__Problem__:
Output every entry exactly as written.

__Data shown__:

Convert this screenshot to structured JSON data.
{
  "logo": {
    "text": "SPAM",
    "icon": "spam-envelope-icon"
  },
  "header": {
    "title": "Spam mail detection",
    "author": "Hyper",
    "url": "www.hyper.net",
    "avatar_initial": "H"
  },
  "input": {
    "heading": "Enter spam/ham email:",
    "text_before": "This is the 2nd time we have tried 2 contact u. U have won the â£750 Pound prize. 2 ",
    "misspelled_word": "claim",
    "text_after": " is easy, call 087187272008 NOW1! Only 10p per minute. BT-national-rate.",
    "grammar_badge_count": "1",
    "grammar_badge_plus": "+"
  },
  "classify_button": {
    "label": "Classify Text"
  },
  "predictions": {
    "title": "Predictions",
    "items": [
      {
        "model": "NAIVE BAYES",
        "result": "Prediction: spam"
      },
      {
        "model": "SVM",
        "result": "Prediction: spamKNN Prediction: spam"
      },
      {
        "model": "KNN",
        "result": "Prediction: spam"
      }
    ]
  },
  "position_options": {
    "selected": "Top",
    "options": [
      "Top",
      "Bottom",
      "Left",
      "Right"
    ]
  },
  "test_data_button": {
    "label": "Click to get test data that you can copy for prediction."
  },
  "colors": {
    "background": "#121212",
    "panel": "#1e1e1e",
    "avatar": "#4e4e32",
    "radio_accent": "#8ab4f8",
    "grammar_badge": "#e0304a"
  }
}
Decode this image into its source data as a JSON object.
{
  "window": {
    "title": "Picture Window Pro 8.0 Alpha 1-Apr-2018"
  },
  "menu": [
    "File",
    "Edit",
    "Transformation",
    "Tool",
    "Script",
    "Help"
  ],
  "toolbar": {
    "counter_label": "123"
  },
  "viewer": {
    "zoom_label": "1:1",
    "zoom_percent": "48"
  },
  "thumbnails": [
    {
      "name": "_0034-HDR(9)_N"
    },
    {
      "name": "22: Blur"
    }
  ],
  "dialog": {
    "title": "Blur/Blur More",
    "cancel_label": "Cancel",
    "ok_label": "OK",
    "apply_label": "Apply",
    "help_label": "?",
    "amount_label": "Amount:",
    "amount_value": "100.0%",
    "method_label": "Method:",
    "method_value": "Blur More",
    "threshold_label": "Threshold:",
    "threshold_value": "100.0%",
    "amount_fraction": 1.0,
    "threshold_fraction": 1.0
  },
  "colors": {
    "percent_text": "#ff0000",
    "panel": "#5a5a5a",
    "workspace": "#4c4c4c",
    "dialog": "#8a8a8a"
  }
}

__Final answer__:
Convert this screenshot to structured JSON data.
{
  "logo": {
    "text": "SPAM",
    "icon": "spam-envelope-icon"
  },
  "header": {
    "title": "Spam mail detection",
    "author": "Hyper",
    "url": "www.hyper.net",
    "avatar_initial": "H"
  },
  "input": {
    "heading": "Enter spam/ham email:",
    "text_before": "This is the 2nd time we have tried 2 contact u. U have won the â£750 Pound prize. 2 ",
    "misspelled_word": "claim",
    "text_after": " is easy, call 087187272008 NOW1! Only 10p per minute. BT-national-rate.",
    "grammar_badge_count": "1",
    "grammar_badge_plus": "+"
  },
  "classify_button": {
    "label": "Classify Text"
  },
  "predictions": {
    "title": "Predictions",
    "items": [
      {
        "model": "NAIVE BAYES",
        "result": "Prediction: spam"
      },
      {
        "model": "SVM",
        "result": "Prediction: spamKNN Prediction: spam"
      },
      {
        "model": "KNN",
        "result": "Prediction: spam"
      }
    ]
  },
  "position_options": {
    "selected": "Top",
    "options": [
      "Top",
      "Bottom",
      "Left",
      "Right"
    ]
  },
  "test_data_button": {
    "label": "Click to get test data that you can copy for prediction."
  },
  "colors": {
    "background": "#121212",
    "panel": "#1e1e1e",
    "avatar": "#4e4e32",
    "radio_accent": "#8ab4f8",
    "grammar_badge": "#e0304a"
  }
}
Decode this image into its source data as a JSON object.
{
  "window": {
    "title": "Picture Window Pro 8.0 Alpha 1-Apr-2018"
  },
  "menu": [
    "File",
    "Edit",
    "Transformation",
    "Tool",
    "Script",
    "Help"
  ],
  "toolbar": {
    "counter_label": "123"
  },
  "viewer": {
    "zoom_label": "1:1",
    "zoom_percent": "48"
  },
  "thumbnails": [
    {
      "name": "_0034-HDR(9)_N"
    },
    {
      "name": "22: Blur"
    }
  ],
  "dialog": {
    "title": "Blur/Blur More",
    "cancel_label": "Cancel",
    "ok_label": "OK",
    "apply_label": "Apply",
    "help_label": "?",
    "amount_label": "Amount:",
    "amount_value": "100.0%",
    "method_label": "Method:",
    "method_value": "Blur More",
    "threshold_label": "Threshold:",
    "threshold_value": "100.0%",
    "amount_fraction": 1.0,
    "threshold_fraction": 1.0
  },
  "colors": {
    "percent_text": "#ff0000",
    "panel": "#5a5a5a",
    "workspace": "#4c4c4c",
    "dialog": "#8a8a8a"
  }
}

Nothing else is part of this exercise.